WHAT IS NEEDED » Every line below that holds the string "title" must be copied.

RECORDS PROVIDED »
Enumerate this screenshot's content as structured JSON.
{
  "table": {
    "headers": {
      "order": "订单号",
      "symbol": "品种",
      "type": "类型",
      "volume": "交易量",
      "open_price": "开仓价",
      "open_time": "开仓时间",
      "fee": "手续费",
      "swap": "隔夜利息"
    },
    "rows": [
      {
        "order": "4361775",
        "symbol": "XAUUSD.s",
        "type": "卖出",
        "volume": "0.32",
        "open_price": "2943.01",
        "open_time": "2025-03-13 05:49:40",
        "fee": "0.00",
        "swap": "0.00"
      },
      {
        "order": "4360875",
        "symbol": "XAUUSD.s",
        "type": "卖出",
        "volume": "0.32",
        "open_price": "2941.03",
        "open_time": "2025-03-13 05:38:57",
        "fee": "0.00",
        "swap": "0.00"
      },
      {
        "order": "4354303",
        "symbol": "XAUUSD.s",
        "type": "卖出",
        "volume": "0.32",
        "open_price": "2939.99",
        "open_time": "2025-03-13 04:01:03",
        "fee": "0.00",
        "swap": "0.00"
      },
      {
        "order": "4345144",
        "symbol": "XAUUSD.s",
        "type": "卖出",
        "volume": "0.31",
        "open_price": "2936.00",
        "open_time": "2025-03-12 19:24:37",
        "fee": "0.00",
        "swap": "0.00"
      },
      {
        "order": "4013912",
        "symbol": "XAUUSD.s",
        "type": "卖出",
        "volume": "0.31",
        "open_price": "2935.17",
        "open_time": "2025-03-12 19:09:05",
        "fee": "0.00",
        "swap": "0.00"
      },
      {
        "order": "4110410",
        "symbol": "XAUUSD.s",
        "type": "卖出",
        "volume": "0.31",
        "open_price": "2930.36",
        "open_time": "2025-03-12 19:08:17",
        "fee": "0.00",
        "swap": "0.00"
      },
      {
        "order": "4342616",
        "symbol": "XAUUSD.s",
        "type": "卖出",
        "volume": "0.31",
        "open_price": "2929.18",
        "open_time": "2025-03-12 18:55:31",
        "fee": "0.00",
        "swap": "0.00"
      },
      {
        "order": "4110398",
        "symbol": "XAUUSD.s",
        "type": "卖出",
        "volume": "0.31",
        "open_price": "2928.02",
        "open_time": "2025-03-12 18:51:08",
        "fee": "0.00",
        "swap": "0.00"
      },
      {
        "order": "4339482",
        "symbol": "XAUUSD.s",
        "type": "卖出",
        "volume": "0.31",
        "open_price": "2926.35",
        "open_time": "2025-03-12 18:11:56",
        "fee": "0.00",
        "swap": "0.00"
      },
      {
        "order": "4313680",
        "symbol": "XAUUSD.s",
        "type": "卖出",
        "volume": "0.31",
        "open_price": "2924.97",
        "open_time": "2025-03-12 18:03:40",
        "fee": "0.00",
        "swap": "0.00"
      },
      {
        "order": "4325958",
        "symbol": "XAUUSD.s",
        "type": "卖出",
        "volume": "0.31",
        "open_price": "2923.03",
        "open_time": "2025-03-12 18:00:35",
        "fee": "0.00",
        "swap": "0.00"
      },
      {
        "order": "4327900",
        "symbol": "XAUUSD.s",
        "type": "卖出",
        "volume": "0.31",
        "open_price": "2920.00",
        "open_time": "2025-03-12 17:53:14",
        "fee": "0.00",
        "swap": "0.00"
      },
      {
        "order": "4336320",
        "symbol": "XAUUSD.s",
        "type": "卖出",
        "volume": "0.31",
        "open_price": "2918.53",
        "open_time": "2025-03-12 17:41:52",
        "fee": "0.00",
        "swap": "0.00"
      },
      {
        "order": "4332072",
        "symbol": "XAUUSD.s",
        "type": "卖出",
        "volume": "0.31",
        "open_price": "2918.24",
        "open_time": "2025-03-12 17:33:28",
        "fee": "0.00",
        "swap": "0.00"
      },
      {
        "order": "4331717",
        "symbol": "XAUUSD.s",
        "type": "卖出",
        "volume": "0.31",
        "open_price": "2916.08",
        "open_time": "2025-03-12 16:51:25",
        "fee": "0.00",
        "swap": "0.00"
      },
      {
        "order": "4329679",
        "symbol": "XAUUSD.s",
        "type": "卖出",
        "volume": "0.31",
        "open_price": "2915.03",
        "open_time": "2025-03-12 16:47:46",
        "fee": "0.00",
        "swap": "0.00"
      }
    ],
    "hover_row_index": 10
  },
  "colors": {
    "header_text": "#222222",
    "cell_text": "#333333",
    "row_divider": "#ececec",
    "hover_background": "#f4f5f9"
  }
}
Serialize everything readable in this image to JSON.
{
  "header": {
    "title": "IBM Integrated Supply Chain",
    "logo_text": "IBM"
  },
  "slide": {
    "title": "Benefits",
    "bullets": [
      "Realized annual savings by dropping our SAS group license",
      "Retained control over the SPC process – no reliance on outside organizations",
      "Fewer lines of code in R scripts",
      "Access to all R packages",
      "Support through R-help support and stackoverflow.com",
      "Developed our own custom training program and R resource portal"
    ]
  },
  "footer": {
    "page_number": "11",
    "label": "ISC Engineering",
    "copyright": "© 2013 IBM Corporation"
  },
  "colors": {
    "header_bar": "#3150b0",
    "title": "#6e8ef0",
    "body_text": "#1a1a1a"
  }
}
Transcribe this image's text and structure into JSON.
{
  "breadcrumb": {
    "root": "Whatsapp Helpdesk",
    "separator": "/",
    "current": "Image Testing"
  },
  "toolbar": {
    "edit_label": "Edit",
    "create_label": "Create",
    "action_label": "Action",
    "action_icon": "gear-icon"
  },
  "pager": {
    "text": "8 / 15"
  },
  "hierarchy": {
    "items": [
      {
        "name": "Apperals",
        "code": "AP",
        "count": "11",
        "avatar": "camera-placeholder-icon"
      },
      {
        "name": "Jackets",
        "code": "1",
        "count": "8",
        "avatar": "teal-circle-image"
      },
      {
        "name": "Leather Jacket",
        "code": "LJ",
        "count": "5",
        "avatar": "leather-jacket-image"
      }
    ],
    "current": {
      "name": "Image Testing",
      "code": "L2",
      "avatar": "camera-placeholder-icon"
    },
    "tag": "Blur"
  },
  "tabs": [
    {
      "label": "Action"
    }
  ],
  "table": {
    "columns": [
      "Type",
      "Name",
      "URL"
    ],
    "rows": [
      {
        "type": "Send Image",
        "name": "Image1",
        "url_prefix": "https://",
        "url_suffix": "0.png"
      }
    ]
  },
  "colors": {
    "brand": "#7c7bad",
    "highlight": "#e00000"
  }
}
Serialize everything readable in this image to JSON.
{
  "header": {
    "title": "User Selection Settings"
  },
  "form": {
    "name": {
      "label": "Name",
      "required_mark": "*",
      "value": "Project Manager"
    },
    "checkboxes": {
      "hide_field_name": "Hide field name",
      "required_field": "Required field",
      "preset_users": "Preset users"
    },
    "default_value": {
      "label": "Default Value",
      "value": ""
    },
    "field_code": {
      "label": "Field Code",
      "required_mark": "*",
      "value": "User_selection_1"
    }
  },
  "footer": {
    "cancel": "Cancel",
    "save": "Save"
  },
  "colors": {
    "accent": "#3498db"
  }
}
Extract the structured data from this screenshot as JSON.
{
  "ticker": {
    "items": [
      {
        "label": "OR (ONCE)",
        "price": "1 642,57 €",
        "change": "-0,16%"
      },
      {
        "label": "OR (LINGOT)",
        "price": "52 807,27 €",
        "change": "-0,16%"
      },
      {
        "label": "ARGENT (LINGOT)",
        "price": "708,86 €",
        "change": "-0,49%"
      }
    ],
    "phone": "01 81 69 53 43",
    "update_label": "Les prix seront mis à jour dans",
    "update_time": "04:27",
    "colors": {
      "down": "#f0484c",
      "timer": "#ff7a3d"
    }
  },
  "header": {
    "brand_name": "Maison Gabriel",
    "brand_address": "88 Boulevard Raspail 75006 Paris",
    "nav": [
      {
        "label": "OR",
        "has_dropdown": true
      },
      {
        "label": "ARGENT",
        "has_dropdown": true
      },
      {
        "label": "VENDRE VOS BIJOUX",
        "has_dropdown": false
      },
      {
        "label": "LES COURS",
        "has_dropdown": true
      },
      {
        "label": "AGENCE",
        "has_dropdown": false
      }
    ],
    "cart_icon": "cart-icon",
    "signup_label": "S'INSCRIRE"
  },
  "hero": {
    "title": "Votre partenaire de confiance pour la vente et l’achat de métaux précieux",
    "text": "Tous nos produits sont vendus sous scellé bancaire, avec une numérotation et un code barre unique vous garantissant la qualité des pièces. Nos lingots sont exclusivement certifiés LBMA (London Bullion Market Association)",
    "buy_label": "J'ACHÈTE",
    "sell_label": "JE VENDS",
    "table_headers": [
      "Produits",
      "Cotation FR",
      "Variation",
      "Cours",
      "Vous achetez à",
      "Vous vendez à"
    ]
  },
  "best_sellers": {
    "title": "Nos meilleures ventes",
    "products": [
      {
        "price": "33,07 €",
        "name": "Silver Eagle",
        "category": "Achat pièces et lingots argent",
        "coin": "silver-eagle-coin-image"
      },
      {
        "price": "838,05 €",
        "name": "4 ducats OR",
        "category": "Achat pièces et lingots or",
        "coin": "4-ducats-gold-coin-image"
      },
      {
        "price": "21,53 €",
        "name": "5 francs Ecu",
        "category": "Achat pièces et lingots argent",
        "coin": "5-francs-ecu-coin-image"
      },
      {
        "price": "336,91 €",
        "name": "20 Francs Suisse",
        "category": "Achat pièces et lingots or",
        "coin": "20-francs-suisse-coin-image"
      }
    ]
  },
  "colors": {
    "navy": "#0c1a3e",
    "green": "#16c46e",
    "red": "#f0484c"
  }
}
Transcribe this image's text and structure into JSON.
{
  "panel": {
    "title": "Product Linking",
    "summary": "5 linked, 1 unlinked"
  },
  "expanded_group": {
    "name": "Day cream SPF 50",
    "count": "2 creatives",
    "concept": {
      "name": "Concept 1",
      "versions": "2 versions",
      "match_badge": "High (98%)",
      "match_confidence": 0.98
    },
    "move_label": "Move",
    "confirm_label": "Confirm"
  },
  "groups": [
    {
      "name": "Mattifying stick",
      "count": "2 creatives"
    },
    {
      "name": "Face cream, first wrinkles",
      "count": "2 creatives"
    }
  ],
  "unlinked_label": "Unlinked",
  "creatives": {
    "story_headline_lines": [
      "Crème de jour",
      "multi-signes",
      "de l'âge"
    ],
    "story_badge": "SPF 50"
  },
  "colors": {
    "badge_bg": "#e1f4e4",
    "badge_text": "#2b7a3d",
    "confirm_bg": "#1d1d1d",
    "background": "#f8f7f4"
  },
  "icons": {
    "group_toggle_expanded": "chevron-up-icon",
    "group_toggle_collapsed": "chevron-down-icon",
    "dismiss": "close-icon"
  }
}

TASK ANSWER »
    "title": "IBM Integrated Supply Chain",
    "title": "Benefits",
    "title": "#6e8ef0",
    "title": "User Selection Settings"
    "title": "Votre partenaire de confiance pour la vente et l’achat de métaux précieux",
    "title": "Nos meilleures ventes",
    "title": "Product Linking",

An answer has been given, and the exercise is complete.